Dayton Moore needs the resources to be able to go out and get more Jeff Francoeurs!
The days of Glass crying poverty need to be over. The no-money Rays just signed Evan Longoria to a $100 million extension, nearly twice as much as the Royals have ever guaranteed a player. Teams in similar markets — Cleveland, Cincinnati, Minnesota, etc. — extend payrolls past $80 million for the right situation. The Royals are now in the right situation.
They’ve gone this high or higher before, and with a less realistic chance of winning. That was before a new national TV contract that makes every team richer — a $75 million payroll would’ve ranked 19th in baseball in 2010; last year it would’ve been 24th.

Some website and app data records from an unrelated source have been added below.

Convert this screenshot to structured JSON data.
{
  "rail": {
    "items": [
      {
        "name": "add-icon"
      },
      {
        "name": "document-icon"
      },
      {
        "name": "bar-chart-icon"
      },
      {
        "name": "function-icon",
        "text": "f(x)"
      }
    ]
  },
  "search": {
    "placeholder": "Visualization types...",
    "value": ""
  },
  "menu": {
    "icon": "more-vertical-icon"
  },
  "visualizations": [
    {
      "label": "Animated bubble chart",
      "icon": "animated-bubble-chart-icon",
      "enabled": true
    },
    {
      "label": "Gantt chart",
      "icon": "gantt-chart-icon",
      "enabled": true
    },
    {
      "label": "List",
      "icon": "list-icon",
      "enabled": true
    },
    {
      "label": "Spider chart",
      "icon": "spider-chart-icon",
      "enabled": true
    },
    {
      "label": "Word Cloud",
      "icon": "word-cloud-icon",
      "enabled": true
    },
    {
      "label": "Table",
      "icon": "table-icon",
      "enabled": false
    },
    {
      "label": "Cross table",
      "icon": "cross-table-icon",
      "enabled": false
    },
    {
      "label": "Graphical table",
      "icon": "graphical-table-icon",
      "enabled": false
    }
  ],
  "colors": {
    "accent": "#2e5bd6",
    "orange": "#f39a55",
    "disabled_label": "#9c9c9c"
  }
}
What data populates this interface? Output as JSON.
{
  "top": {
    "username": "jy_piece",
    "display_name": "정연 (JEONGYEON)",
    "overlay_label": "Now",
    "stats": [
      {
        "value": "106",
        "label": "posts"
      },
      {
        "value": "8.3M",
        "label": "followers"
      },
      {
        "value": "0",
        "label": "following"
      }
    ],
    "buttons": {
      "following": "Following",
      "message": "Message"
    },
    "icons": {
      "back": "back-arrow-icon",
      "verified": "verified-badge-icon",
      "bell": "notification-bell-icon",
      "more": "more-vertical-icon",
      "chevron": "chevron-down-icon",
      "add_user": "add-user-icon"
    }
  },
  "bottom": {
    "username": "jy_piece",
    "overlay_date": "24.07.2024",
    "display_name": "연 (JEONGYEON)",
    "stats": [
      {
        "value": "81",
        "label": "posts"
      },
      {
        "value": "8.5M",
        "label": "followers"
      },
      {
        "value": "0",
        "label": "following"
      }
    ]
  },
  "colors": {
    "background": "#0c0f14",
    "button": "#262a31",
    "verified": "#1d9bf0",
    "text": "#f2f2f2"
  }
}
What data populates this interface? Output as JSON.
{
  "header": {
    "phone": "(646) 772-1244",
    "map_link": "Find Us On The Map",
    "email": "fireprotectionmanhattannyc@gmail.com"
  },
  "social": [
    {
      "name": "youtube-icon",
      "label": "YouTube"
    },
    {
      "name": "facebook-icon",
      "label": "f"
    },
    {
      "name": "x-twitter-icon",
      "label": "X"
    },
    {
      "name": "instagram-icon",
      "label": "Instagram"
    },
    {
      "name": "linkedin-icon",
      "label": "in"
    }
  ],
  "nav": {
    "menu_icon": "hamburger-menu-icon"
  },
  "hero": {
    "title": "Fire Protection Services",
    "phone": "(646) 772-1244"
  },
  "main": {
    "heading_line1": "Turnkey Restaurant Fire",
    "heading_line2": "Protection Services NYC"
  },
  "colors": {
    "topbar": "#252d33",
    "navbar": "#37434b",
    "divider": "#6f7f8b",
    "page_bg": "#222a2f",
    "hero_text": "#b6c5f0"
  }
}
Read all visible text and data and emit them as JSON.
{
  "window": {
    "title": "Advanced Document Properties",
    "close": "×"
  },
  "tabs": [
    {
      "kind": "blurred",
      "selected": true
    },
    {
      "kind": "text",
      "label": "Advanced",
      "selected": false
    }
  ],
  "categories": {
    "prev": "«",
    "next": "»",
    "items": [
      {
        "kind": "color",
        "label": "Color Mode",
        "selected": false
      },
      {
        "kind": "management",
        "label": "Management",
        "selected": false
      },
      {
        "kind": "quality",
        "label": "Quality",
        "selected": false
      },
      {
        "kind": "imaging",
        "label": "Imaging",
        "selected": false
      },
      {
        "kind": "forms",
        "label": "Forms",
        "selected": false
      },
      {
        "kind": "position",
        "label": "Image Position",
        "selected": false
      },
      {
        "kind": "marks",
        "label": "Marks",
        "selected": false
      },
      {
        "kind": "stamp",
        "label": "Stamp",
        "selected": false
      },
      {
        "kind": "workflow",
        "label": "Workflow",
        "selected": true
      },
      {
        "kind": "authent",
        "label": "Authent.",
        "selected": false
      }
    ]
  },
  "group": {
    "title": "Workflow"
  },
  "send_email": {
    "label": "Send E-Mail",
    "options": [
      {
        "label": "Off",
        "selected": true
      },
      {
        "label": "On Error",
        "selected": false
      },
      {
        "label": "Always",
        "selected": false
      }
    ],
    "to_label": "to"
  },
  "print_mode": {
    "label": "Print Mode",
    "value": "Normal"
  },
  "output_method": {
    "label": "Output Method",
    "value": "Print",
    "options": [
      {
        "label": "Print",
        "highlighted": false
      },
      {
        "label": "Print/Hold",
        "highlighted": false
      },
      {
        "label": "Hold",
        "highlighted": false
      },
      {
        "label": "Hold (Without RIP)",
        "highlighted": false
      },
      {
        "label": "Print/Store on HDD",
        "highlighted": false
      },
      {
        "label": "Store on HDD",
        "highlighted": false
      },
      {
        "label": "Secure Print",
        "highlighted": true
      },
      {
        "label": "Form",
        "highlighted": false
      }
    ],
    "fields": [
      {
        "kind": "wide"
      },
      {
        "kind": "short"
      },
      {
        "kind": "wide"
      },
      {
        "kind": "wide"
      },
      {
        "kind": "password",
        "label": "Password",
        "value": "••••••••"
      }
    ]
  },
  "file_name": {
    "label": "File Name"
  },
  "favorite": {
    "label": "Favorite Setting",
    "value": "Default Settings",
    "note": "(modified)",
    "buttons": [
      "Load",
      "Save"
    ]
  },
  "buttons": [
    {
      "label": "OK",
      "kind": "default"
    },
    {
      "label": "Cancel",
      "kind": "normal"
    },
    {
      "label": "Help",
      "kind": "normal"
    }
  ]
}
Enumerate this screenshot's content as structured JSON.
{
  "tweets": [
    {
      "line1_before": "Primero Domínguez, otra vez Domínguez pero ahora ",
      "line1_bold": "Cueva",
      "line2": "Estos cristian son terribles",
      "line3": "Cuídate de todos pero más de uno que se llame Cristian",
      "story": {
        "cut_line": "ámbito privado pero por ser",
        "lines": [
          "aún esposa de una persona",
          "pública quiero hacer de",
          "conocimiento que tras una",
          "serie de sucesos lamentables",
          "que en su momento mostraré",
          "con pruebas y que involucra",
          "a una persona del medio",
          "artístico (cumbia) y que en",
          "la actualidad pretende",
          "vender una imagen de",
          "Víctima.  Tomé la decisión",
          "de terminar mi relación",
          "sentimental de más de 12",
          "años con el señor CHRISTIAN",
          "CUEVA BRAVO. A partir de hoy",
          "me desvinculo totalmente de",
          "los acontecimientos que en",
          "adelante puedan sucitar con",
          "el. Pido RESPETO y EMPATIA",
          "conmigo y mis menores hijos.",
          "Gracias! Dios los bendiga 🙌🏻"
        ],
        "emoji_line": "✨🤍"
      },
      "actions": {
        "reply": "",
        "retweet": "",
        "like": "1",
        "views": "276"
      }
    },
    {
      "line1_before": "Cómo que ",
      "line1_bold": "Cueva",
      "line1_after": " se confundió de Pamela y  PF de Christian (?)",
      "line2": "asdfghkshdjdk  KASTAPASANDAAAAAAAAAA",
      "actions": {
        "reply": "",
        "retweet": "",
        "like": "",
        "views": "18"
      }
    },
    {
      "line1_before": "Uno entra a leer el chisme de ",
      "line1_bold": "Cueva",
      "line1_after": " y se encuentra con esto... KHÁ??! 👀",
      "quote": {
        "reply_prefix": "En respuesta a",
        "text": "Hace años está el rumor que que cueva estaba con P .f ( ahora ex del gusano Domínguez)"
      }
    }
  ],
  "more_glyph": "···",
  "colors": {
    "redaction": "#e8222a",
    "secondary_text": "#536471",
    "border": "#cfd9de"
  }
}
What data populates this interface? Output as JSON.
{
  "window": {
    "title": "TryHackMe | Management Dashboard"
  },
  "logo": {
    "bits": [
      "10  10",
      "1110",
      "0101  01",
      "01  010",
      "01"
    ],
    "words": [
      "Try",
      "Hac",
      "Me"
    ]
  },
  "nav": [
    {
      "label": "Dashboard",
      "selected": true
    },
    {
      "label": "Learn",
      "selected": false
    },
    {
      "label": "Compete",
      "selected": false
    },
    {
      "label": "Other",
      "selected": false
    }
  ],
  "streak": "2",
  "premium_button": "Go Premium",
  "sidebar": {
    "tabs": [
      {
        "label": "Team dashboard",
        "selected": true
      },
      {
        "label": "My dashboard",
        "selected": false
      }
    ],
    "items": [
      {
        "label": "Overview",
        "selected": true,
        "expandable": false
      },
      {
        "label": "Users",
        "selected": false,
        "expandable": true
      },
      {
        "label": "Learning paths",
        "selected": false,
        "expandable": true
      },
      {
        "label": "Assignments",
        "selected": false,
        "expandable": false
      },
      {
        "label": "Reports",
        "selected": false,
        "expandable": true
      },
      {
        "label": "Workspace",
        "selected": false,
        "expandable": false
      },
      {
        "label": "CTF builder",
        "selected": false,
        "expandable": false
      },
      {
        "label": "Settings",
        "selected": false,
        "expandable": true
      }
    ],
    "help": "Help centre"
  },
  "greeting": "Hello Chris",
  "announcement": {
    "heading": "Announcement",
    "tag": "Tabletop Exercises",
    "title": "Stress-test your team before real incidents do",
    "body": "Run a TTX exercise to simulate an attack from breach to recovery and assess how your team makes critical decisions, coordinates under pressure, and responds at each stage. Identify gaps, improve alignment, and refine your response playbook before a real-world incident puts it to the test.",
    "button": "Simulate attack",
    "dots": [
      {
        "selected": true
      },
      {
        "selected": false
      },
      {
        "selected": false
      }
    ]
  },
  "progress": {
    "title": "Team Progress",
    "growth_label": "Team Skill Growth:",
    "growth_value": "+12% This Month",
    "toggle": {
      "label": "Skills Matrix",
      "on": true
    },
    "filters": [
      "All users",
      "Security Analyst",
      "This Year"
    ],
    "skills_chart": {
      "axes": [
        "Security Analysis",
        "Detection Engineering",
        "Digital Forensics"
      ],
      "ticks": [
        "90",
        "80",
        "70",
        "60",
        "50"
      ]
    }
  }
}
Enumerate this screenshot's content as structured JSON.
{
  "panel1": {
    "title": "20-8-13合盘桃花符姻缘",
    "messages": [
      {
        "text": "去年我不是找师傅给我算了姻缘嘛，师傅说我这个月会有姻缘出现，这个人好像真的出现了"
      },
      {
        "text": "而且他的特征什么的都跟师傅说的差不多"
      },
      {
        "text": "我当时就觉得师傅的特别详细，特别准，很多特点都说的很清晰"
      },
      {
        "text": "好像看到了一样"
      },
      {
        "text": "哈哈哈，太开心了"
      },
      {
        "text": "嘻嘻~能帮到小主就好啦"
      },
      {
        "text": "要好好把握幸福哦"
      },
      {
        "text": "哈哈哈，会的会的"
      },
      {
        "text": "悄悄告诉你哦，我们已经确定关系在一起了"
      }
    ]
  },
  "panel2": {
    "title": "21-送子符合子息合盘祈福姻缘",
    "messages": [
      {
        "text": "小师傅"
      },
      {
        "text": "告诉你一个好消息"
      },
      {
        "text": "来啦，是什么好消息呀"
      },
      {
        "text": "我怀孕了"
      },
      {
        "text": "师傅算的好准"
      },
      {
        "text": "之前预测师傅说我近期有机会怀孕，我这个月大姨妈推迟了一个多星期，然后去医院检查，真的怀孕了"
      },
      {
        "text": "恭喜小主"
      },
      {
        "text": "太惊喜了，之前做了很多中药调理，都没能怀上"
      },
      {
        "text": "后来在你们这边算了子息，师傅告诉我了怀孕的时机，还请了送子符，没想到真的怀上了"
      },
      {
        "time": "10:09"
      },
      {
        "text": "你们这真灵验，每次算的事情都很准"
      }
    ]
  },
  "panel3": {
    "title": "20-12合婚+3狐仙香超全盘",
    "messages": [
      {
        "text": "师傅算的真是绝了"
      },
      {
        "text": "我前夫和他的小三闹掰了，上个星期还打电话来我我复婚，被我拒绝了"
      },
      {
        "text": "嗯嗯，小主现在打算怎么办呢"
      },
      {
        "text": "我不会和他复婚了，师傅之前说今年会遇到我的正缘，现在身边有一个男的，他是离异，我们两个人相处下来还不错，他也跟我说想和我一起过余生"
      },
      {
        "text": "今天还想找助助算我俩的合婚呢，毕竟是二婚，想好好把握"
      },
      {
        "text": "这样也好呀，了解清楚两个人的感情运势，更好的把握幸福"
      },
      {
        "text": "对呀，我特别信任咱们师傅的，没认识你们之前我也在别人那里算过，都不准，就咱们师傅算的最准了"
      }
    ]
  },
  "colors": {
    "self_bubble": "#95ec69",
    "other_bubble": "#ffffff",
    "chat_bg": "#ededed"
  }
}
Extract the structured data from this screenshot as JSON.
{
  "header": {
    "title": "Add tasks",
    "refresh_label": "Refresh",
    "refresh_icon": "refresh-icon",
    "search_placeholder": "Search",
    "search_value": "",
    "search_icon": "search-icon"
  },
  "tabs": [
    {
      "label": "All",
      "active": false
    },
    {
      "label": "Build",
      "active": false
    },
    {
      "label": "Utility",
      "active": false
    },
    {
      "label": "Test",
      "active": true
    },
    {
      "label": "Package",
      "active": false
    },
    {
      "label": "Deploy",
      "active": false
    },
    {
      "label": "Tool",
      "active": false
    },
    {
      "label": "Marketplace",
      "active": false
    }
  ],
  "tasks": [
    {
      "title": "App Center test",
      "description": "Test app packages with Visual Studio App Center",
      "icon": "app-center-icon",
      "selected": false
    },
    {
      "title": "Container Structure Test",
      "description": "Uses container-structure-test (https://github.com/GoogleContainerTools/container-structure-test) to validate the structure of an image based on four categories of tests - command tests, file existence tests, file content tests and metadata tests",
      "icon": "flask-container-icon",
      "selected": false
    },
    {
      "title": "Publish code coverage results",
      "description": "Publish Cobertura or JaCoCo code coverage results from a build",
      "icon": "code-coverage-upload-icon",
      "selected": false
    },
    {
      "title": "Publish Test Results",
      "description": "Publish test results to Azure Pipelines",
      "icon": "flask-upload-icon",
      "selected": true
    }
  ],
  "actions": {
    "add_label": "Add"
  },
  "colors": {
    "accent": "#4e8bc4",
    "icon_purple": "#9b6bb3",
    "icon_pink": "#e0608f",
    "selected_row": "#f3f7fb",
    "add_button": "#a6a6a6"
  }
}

Baseball’s economics — particularly the bad local TV contract the Royals willingly entered — are still tilted toward bigger markets, but Glass doesn’t have to take a big loss to build a legitimate contender.
The Royals had baseball’s lowest payroll in 2011, which was the smart baseball play as they fielded 16 rookies. Also, Gil Meche walked away from the last $12 million of his contract.
But the franchise has also made more than $90 million profit since 2006, according to Forbes. Especially with new baseball restrictions on amateur spending, Glass and the Royals have saved more than enough the last few years to extend the payroll to at least $75 million and as much as $80 million.